Plasma Pen Treatment
In nature, there are four states of matter – solids, liquids, gases, and plasma. Matter only becomes a plasma when enough energy is delivered to split the atoms into electrons and the output of this is a ‘plasma cloud’ of charged particles which consist of free radicals, positively charged ions, and negatively charged electrons and molecules.

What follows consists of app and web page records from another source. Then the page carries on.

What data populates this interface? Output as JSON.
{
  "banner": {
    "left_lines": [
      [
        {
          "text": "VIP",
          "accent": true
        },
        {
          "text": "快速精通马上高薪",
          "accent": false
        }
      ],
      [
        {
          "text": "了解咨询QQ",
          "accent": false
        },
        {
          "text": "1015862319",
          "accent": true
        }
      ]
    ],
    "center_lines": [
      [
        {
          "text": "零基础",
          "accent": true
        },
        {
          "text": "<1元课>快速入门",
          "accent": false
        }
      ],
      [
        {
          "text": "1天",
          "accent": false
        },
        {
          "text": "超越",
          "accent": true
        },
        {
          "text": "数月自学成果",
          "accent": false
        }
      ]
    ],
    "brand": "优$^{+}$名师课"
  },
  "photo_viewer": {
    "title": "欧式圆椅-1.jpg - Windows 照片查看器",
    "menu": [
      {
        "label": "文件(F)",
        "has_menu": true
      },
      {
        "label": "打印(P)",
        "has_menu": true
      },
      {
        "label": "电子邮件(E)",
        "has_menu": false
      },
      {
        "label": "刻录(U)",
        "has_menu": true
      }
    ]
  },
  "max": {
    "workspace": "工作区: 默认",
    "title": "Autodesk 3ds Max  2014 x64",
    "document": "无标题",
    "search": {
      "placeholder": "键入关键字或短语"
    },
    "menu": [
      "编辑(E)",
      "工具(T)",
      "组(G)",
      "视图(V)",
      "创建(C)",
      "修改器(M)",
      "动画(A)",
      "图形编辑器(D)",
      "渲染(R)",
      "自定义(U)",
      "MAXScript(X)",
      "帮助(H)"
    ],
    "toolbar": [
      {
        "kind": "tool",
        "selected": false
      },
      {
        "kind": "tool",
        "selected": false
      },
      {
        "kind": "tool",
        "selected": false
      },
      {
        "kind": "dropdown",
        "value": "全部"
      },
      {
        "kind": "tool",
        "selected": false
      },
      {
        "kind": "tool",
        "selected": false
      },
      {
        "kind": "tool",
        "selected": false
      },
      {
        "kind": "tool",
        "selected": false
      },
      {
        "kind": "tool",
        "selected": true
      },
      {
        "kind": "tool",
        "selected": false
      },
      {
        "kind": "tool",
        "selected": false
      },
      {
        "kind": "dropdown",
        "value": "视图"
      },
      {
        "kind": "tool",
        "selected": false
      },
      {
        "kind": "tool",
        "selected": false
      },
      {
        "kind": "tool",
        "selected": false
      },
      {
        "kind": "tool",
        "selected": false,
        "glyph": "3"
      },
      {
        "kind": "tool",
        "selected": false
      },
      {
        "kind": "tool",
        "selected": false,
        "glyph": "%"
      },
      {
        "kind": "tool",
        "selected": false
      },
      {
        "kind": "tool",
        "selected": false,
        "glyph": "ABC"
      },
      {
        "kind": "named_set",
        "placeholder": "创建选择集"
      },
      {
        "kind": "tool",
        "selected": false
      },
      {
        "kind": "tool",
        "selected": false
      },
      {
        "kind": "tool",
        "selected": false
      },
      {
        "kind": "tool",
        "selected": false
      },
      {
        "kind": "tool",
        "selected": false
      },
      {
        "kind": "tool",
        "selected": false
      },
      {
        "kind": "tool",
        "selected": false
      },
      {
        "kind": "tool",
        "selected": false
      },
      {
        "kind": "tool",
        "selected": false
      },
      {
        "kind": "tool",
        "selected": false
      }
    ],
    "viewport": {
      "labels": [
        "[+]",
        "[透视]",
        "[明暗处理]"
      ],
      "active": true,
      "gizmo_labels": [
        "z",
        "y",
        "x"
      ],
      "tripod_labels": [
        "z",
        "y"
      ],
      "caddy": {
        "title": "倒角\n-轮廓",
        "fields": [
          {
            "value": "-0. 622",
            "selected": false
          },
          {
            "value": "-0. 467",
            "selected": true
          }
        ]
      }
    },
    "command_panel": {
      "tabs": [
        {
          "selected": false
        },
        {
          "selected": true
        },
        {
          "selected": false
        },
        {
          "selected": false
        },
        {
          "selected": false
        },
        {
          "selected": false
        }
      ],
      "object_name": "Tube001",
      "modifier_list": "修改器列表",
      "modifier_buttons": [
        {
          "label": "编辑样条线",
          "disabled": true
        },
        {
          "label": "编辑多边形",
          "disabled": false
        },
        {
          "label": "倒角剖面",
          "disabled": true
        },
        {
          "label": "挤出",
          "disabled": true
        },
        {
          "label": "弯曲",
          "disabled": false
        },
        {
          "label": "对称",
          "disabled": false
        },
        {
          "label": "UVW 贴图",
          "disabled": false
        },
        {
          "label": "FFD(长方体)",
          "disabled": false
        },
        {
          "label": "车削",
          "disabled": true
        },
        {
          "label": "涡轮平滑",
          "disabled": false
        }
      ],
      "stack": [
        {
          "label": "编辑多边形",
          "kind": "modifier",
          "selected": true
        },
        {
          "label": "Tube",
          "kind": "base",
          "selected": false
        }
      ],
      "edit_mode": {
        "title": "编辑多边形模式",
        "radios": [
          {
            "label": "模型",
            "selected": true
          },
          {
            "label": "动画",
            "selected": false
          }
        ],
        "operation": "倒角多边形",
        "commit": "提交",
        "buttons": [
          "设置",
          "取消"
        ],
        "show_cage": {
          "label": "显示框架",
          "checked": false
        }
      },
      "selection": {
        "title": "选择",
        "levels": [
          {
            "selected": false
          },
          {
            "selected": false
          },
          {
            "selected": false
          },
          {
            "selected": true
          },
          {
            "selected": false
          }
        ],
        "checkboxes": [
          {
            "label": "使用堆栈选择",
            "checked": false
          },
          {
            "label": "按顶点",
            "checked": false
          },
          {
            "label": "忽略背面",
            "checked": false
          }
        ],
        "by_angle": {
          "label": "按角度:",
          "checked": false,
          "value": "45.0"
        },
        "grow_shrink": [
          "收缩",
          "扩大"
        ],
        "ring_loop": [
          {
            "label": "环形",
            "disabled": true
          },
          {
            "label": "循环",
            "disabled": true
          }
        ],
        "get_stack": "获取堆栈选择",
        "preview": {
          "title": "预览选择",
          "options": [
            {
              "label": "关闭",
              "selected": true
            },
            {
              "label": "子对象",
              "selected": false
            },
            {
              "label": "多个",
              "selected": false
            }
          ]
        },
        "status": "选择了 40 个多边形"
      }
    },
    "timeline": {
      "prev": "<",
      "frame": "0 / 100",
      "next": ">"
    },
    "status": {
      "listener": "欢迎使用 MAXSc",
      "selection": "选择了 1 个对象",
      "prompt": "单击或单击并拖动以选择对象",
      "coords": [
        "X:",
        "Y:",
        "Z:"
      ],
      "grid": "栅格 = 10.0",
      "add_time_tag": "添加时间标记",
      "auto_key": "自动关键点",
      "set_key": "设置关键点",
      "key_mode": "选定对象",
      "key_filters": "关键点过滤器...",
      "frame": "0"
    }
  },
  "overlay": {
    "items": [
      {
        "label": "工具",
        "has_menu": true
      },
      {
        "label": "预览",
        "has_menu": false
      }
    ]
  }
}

Our device creates an electrical discharge between two electrodes which are separated by an ‘insulating dielectric barrier’. As the charge collects on the surface of our dielectric barrier, it discharges as a flash of plasma within millionths of a second. An intelligent combination of the design of our device and its continuous direct energy source ionizes the nitrogen and oxygen in the air to create a plasma gas which is then both sustained and continuous in line with the unique fingertip control and on-demand nature of our Plasma Pen device. Although we are creating collisions between molecules and causing the emission of energetic photons, the energy required to do this is actually minimal so our device is (and only needs to be) low-voltage. The plasma we create with our device transfers to the skin with absolute precision and does not harm any of the surrounding tissue.
The first and most immediate effect is delivered to the outer layer of the epidermis where we create external micro-trauma which helps immediately contract and tighten the skin. The next major effect is that the plasma simultaneously penetrates down into the fibroblasts which are contained deeper within the dermis below and, in doing so, we stimulate accelerated fibroblast division and migration, as well as encouraging neovascularisation – the natural formation of new blood vessels and the release of growth factors. These growth factors include fibroblast growth factors, platelet-derived endothelial growth factors, and cytokines. Cytokines are small proteins that are very important in cell signaling and which affect the behavior of cells around them. They help modulate our immune response, they regulate cell maturation (aging) and quarterback the growth of new cells. They are particularly important in directing our body’s response to the inflammation trauma that we cause because they stimulate both cell repair and new cell reproduction.
The inflammatory response which occurs during the healing process that we promote also activates what is known as “M2 Macrophages”. Macrophages are white blood cells that engulf and digest cellular debris, foreign substances, microbes, cancer cells, and indeed anything else without proteins that are good for healthy cells. M2 macrophages decrease the inflammation we cause and encourage tissue regeneration and repair. We also stimulate the migration of basal keratinocytes up to the surface of the skin. Wounds to the skin are repaired, in part, by the migration of keratinocytes from the basal layer of the skin which then fill in the gaps created by the micro-wounds we create. Within the healed epidermis they are, in turn, replaced by keratinocytes that originate from the epidermis.